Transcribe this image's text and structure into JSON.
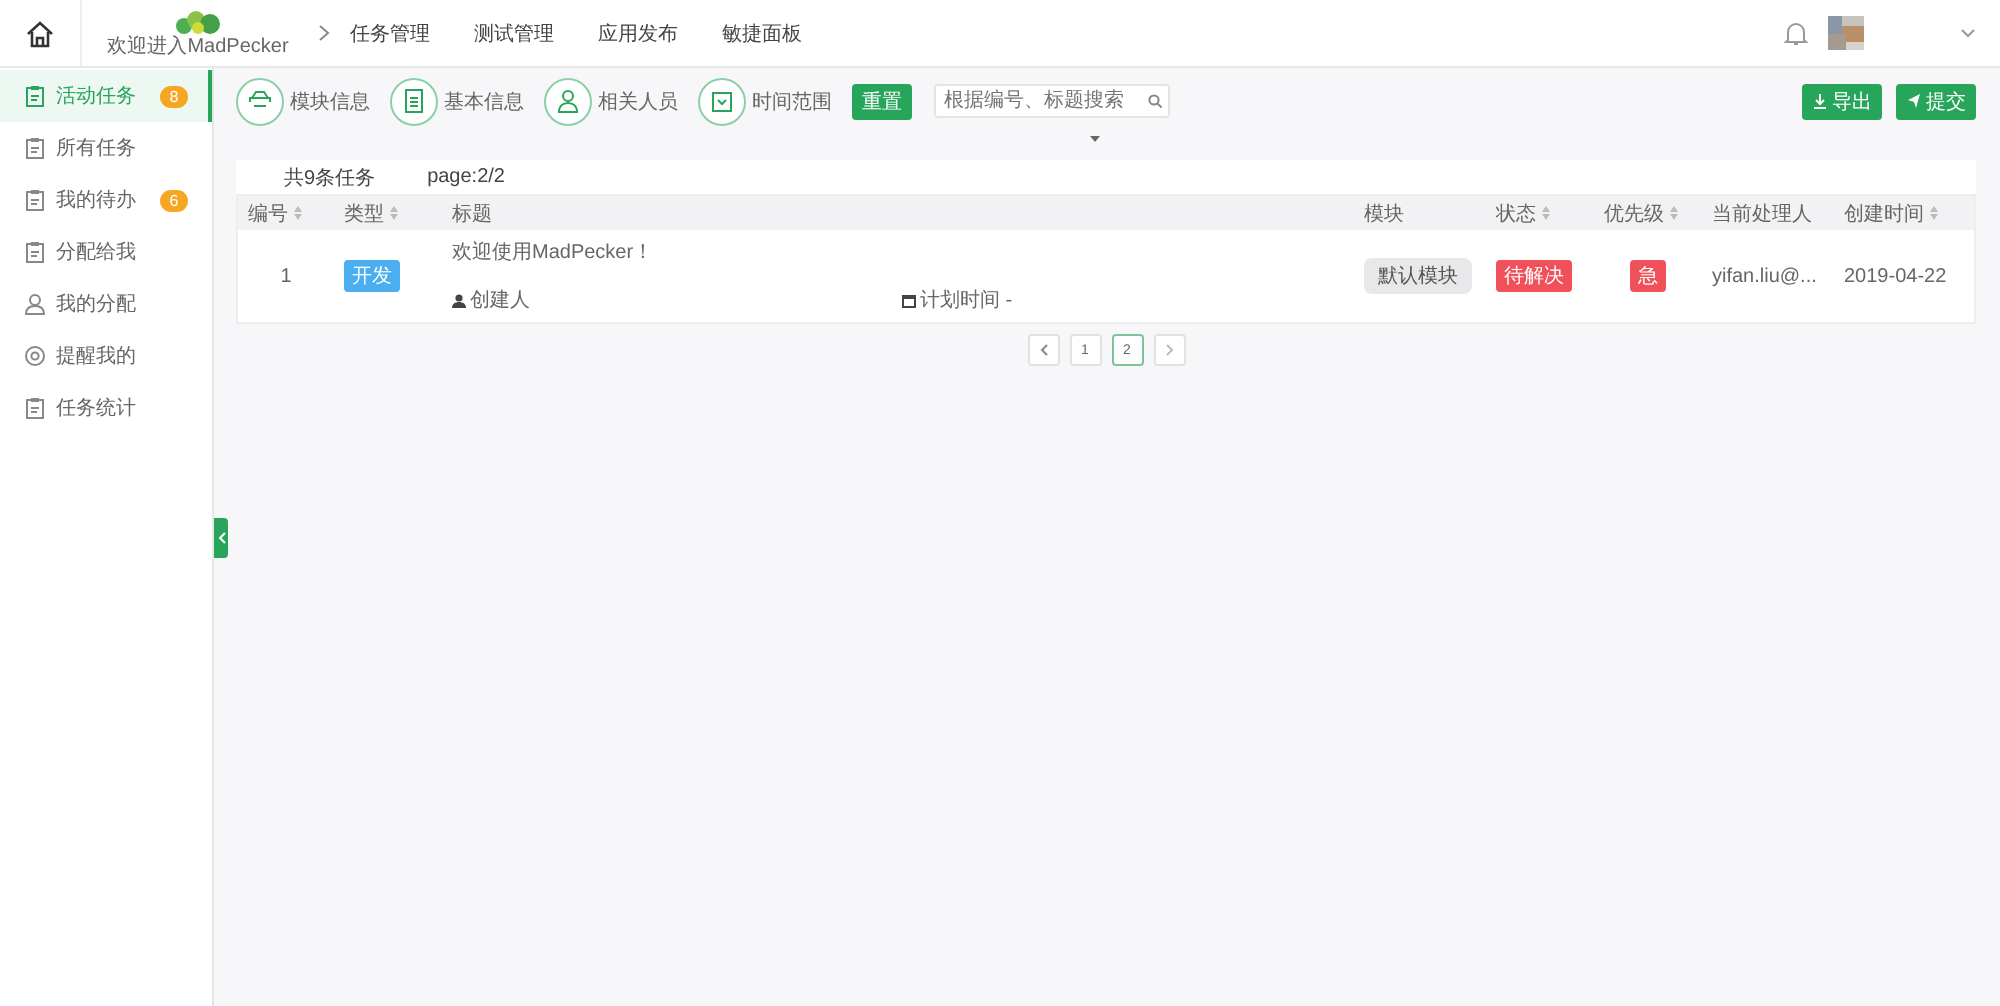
{
  "header": {
    "logo_caption": "欢迎进入MadPecker",
    "nav": [
      {
        "label": "任务管理"
      },
      {
        "label": "测试管理"
      },
      {
        "label": "应用发布"
      },
      {
        "label": "敏捷面板"
      }
    ]
  },
  "sidebar": {
    "items": [
      {
        "label": "活动任务",
        "kind": "clipboard",
        "badge": "8",
        "selected": true
      },
      {
        "label": "所有任务",
        "kind": "clipboard",
        "selected": false
      },
      {
        "label": "我的待办",
        "kind": "clipboard",
        "badge": "6",
        "selected": false
      },
      {
        "label": "分配给我",
        "kind": "clipboard",
        "selected": false
      },
      {
        "label": "我的分配",
        "kind": "person",
        "selected": false
      },
      {
        "label": "提醒我的",
        "kind": "mention",
        "selected": false
      },
      {
        "label": "任务统计",
        "kind": "clipboard",
        "selected": false
      }
    ]
  },
  "filters": [
    {
      "label": "模块信息",
      "kind": "module"
    },
    {
      "label": "基本信息",
      "kind": "document"
    },
    {
      "label": "相关人员",
      "kind": "person"
    },
    {
      "label": "时间范围",
      "kind": "calendar"
    }
  ],
  "reset_button": "重置",
  "search": {
    "placeholder": "根据编号、标题搜索"
  },
  "actions": [
    {
      "label": "导出",
      "kind": "download"
    },
    {
      "label": "提交",
      "kind": "send"
    }
  ],
  "summary": {
    "count": "共9条任务",
    "page": "page:2/2"
  },
  "table": {
    "columns": [
      {
        "label": "编号",
        "sortable": true
      },
      {
        "label": "类型",
        "sortable": true
      },
      {
        "label": "标题",
        "sortable": false
      },
      {
        "label": "模块",
        "sortable": false
      },
      {
        "label": "状态",
        "sortable": true
      },
      {
        "label": "优先级",
        "sortable": true
      },
      {
        "label": "当前处理人",
        "sortable": false
      },
      {
        "label": "创建时间",
        "sortable": true
      }
    ],
    "rows": [
      {
        "id": "1",
        "type": "开发",
        "title": "欢迎使用MadPecker！",
        "creator_label": "创建人",
        "plan_label": "计划时间 -",
        "module": "默认模块",
        "status": "待解决",
        "priority": "急",
        "assignee": "yifan.liu@...",
        "created": "2019-04-22"
      }
    ]
  },
  "pagination": {
    "pages": [
      {
        "label": "1",
        "selected": false
      },
      {
        "label": "2",
        "selected": true
      }
    ]
  }
}
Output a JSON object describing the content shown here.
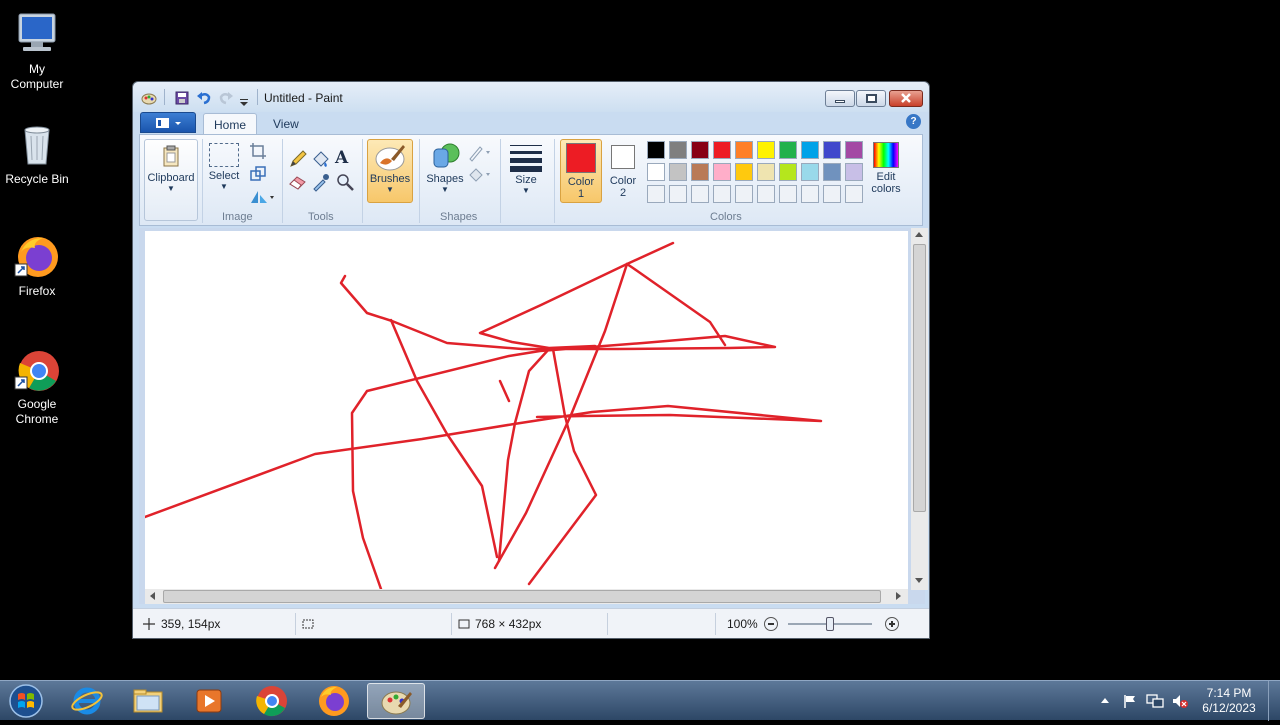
{
  "desktop": {
    "icons": [
      {
        "label": "My\nComputer",
        "icon": "computer-icon"
      },
      {
        "label": "Recycle Bin",
        "icon": "recycle-bin-icon"
      },
      {
        "label": "Firefox",
        "icon": "firefox-icon"
      },
      {
        "label": "Google\nChrome",
        "icon": "chrome-icon"
      }
    ]
  },
  "window": {
    "title": "Untitled - Paint",
    "tabs": {
      "home": "Home",
      "view": "View"
    },
    "help": "?",
    "ribbon": {
      "clipboard": {
        "label": "Clipboard",
        "group": ""
      },
      "image": {
        "select_label": "Select",
        "group": "Image"
      },
      "tools": {
        "group": "Tools",
        "text_tool": "A"
      },
      "brushes": {
        "label": "Brushes"
      },
      "shapes": {
        "label": "Shapes",
        "group": "Shapes"
      },
      "size": {
        "label": "Size"
      },
      "color1": {
        "label": "Color",
        "num": "1",
        "color": "#ed1c24"
      },
      "color2": {
        "label": "Color",
        "num": "2",
        "color": "#ffffff"
      },
      "colors_group": "Colors",
      "edit_colors": {
        "label1": "Edit",
        "label2": "colors"
      },
      "palette_row1": [
        "#000000",
        "#7f7f7f",
        "#880015",
        "#ed1c24",
        "#ff7f27",
        "#fff200",
        "#22b14c",
        "#00a2e8",
        "#3f48cc",
        "#a349a4"
      ],
      "palette_row2": [
        "#ffffff",
        "#c3c3c3",
        "#b97a57",
        "#ffaec9",
        "#ffc90e",
        "#efe4b0",
        "#b5e61d",
        "#99d9ea",
        "#7092be",
        "#c8bfe7"
      ]
    },
    "status": {
      "cursor_pos": "359, 154px",
      "canvas_size": "768 × 432px",
      "zoom": "100%"
    }
  },
  "taskbar": {
    "time": "7:14 PM",
    "date": "6/12/2023",
    "apps": [
      "start-orb",
      "internet-explorer",
      "file-explorer",
      "media-player",
      "chrome",
      "firefox",
      "paint"
    ]
  }
}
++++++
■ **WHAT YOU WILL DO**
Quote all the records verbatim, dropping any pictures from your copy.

■ **SOLVED EXERCISE**
Transcribe this image's text and structure into JSON.
{
  "header": {
    "logo_caption": "欢迎进入MadPecker",
    "nav": [
      {
        "label": "任务管理"
      },
      {
        "label": "测试管理"
      },
      {
        "label": "应用发布"
      },
      {
        "label": "敏捷面板"
      }
    ]
  },
  "sidebar": {
    "items": [
      {
        "label": "活动任务",
        "kind": "clipboard",
        "badge": "8",
        "selected": true
      },
      {
        "label": "所有任务",
        "kind": "clipboard",
        "selected": false
      },
      {
        "label": "我的待办",
        "kind": "clipboard",
        "badge": "6",
        "selected": false
      },
      {
        "label": "分配给我",
        "kind": "clipboard",
        "selected": false
      },
      {
        "label": "我的分配",
        "kind": "person",
        "selected": false
      },
      {
        "label": "提醒我的",
        "kind": "mention",
        "selected": false
      },
      {
        "label": "任务统计",
        "kind": "clipboard",
        "selected": false
      }
    ]
  },
  "filters": [
    {
      "label": "模块信息",
      "kind": "module"
    },
    {
      "label": "基本信息",
      "kind": "document"
    },
    {
      "label": "相关人员",
      "kind": "person"
    },
    {
      "label": "时间范围",
      "kind": "calendar"
    }
  ],
  "reset_button": "重置",
  "search": {
    "placeholder": "根据编号、标题搜索"
  },
  "actions": [
    {
      "label": "导出",
      "kind": "download"
    },
    {
      "label": "提交",
      "kind": "send"
    }
  ],
  "summary": {
    "count": "共9条任务",
    "page": "page:2/2"
  },
  "table": {
    "columns": [
      {
        "label": "编号",
        "sortable": true
      },
      {
        "label": "类型",
        "sortable": true
      },
      {
        "label": "标题",
        "sortable": false
      },
      {
        "label": "模块",
        "sortable": false
      },
      {
        "label": "状态",
        "sortable": true
      },
      {
        "label": "优先级",
        "sortable": true
      },
      {
        "label": "当前处理人",
        "sortable": false
      },
      {
        "label": "创建时间",
        "sortable": true
      }
    ],
    "rows": [
      {
        "id": "1",
        "type": "开发",
        "title": "欢迎使用MadPecker！",
        "creator_label": "创建人",
        "plan_label": "计划时间 -",
        "module": "默认模块",
        "status": "待解决",
        "priority": "急",
        "assignee": "yifan.liu@...",
        "created": "2019-04-22"
      }
    ]
  },
  "pagination": {
    "pages": [
      {
        "label": "1",
        "selected": false
      },
      {
        "label": "2",
        "selected": true
      }
    ]
  }
}
Output a JSON object describing the content shown here.
{
  "desktop": {
    "icons": [
      {
        "label": "My\nComputer",
        "icon": "computer-icon"
      },
      {
        "label": "Recycle Bin",
        "icon": "recycle-bin-icon"
      },
      {
        "label": "Firefox",
        "icon": "firefox-icon"
      },
      {
        "label": "Google\nChrome",
        "icon": "chrome-icon"
      }
    ]
  },
  "window": {
    "title": "Untitled - Paint",
    "tabs": {
      "home": "Home",
      "view": "View"
    },
    "help": "?",
    "ribbon": {
      "clipboard": {
        "label": "Clipboard",
        "group": ""
      },
      "image": {
        "select_label": "Select",
        "group": "Image"
      },
      "tools": {
        "group": "Tools",
        "text_tool": "A"
      },
      "brushes": {
        "label": "Brushes"
      },
      "shapes": {
        "label": "Shapes",
        "group": "Shapes"
      },
      "size": {
        "label": "Size"
      },
      "color1": {
        "label": "Color",
        "num": "1",
        "color": "#ed1c24"
      },
      "color2": {
        "label": "Color",
        "num": "2",
        "color": "#ffffff"
      },
      "colors_group": "Colors",
      "edit_colors": {
        "label1": "Edit",
        "label2": "colors"
      },
      "palette_row1": [
        "#000000",
        "#7f7f7f",
        "#880015",
        "#ed1c24",
        "#ff7f27",
        "#fff200",
        "#22b14c",
        "#00a2e8",
        "#3f48cc",
        "#a349a4"
      ],
      "palette_row2": [
        "#ffffff",
        "#c3c3c3",
        "#b97a57",
        "#ffaec9",
        "#ffc90e",
        "#efe4b0",
        "#b5e61d",
        "#99d9ea",
        "#7092be",
        "#c8bfe7"
      ]
    },
    "status": {
      "cursor_pos": "359, 154px",
      "canvas_size": "768 × 432px",
      "zoom": "100%"
    }
  },
  "taskbar": {
    "time": "7:14 PM",
    "date": "6/12/2023",
    "apps": [
      "start-orb",
      "internet-explorer",
      "file-explorer",
      "media-player",
      "chrome",
      "firefox",
      "paint"
    ]
  }
}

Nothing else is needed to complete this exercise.